Some nights are long. This night was one of the longest…
As the sun dips down and the sky darkens, we are greeted on this midwinter night by two trusty friends meeting up above us. The two bright lights of Saturn & Jupiter are in alignment tonight, and dance their way toward the horizon as night settles in. This night in question is one of my favourites – Yule, the longest night.
This astronomical event has been observed by humankind for thousands of years, celebrated in a myriad of ways by cultures around the world. The sun is so important to survival of all life on earth that we have tracked it with calendars and monuments since time immemorial. Our hunter-gatherer ancestors used this knowledge to understand the seasonal changes in what food was available, be it berries and nuts or migrating herds. Over time, we understood these patterns well enough to plant and cultivate our own crops in order to feed ourselves and the animals we domesticated. But just like the earth itself, our farming and survival revolved around the sun.
To this day, that still rings true. Our lifestyles still follow the sun’s routine, with even fashion and festivals being seasonal. The lack of crops in winter meant our farming ancestors slaughtered cattle to make it through the bleak winters. This routine became tradition, and midwinter feasts became standard practice to celebrate reaching the longest night, the shortest day. After now, the days get long again, and the vibrancy of nature starts to return. We celebrate this because, as my wife says, we are halfway out of the dark.
But back to this year – our longest night of 2020. With the earlier sunset, we shared it with our daughter, Fraggle. She stood on the windowsill as we pointed out the planets and stars. She wasn’t much interested in these tiny specks, when she could point to her familiar friend and shout “moon!” at the top of her lungs. Eventually the clouds covered the moon, and the rest of the sky, so we retreated to put her down to sleep for the night.
Sleep has always been tough for Fraggle. For all of her wonderful qualities, talents and character, she’s never been a fan of slumber. But tonight she did eventually settle and my wife and I joined our family members around the world for a Zoom meeting of party games, jokes and songs. These smiling faces were bright lights in the darkness. And this year has had more darkness than usual, for everyone.
After much joy with our distant loved ones, we were brought back to reality by Fraggle waking at around 11pm as usual. Mrs R got her settled and turned in for the night. I stayed up, as I do, and finished up the house chores. I crept into bed just after midnight.
It was around 1:30am that Fraggle decided to wake up, loudly announcing her state of awakedness with shouts for the dog. We tried to shush her back down but she was having none of it. Come 3am, my wife decides to get up with her. I decide otherwise, and take over so that Mrs R can sleep.

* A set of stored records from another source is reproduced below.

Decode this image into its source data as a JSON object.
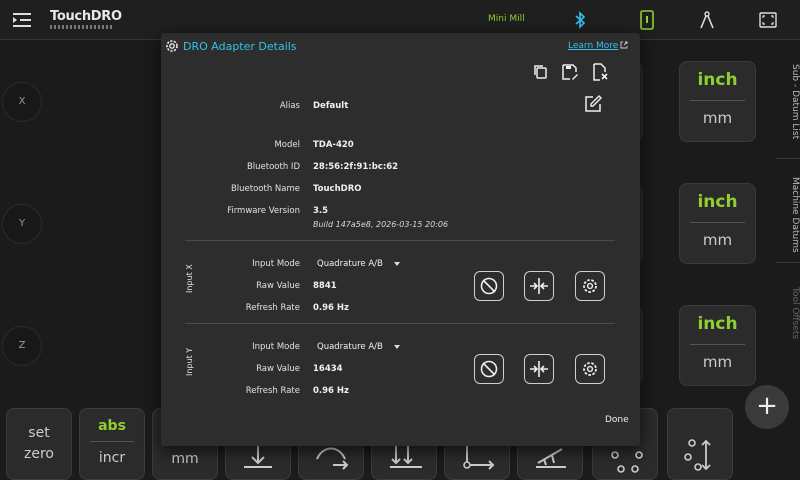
{
  "app": {
    "logo": "TouchDRO",
    "profile": "Mini Mill"
  },
  "icons": {
    "menu": "menu-collapse-icon",
    "bluetooth": "bluetooth-icon",
    "tablet": "tablet-icon",
    "compass": "compass-icon",
    "fullscreen": "fullscreen-icon"
  },
  "colors": {
    "accent_blue": "#2fc4ea",
    "accent_green": "#8fcf2f"
  },
  "dro": {
    "axes": [
      "X",
      "Y",
      "Z"
    ],
    "unit_primary": "inch",
    "unit_secondary": "mm"
  },
  "side_tabs": [
    "Sub - Datum List",
    "Machine Datums",
    "Tool Offsets"
  ],
  "toolbar": {
    "set_zero_line1": "set",
    "set_zero_line2": "zero",
    "abs_label": "abs",
    "incr_label": "incr",
    "mm_label": "mm"
  },
  "fab_label": "+",
  "dialog": {
    "title": "DRO Adapter Details",
    "learn_more": "Learn More",
    "alias_label": "Alias",
    "alias_value": "Default",
    "model_label": "Model",
    "model_value": "TDA-420",
    "bt_id_label": "Bluetooth ID",
    "bt_id_value": "28:56:2f:91:bc:62",
    "bt_name_label": "Bluetooth Name",
    "bt_name_value": "TouchDRO",
    "fw_label": "Firmware Version",
    "fw_value": "3.5",
    "fw_build": "Build 147a5e8, 2026-03-15 20:06",
    "inputs": [
      {
        "group": "Input X",
        "mode_label": "Input Mode",
        "mode_value": "Quadrature A/B",
        "raw_label": "Raw Value",
        "raw_value": "8841",
        "rate_label": "Refresh Rate",
        "rate_value": "0.96 Hz"
      },
      {
        "group": "Input Y",
        "mode_label": "Input Mode",
        "mode_value": "Quadrature A/B",
        "raw_label": "Raw Value",
        "raw_value": "16434",
        "rate_label": "Refresh Rate",
        "rate_value": "0.96 Hz"
      }
    ],
    "done": "Done"
  }
}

Fraggle is full of beans now, wide awake, and as far from sleeping as we all are from midsummer. With just 90 minutes of sleep under my belt for tonight, I’m fighting heavy eyelids as well as a toddler that wants to wrestle. She quietens down as I put on something to entertain her, enlisting the help of our live-in childcare – the TV. The warm glow and calming show keeps her quiet for a while, but not long. Soon it is 3:45am and she is running in and out of the kitchen and screaming that I won’t let her press buttons on the oven or empty out the pots and pans cupboard.
Suddenly, footsteps coming down the stairs. Mummy’s awake again. Well, she hadn’t actually managed to get back to sleep. Tag team parenting kicks in. I’m sent to bed so that Mrs R can work her magic at getting Fraggle to sleep. She does so, eventually. But as she slips into bed she realised that I’m. Not alseeo. I had failed to get to sleep, as my brain was calculating how little sleep I could get before I had to be up for an early trip to the supermarket. Not much, so no point sleeping, might as well power through and go to the supermarket for 5am opening so as to avoid the peak times later.
It’s now 8am. I have just woken up. I fell asleep just at that moment I had decided to stay awake. Somehow we had all managed to sleep through my alarm clock too, Fraggle included, and wake at the latest we’ve gotten up in a long time. I’m glad I slept a little more, as I now have an image in my mind of me walking zombie-like through the freezer aisle, before climbing in for a nap on the frozen peas.
Today, we will make the most of the shortest day, even if it is primarily to recover from the longest of nights. I will have to brave the busy supermarket at some point, which doesn’t feel particularly festive, but it is necessary. We will light candles, and prepare to eat well, as we feast for the day that we are halfway out of the dark.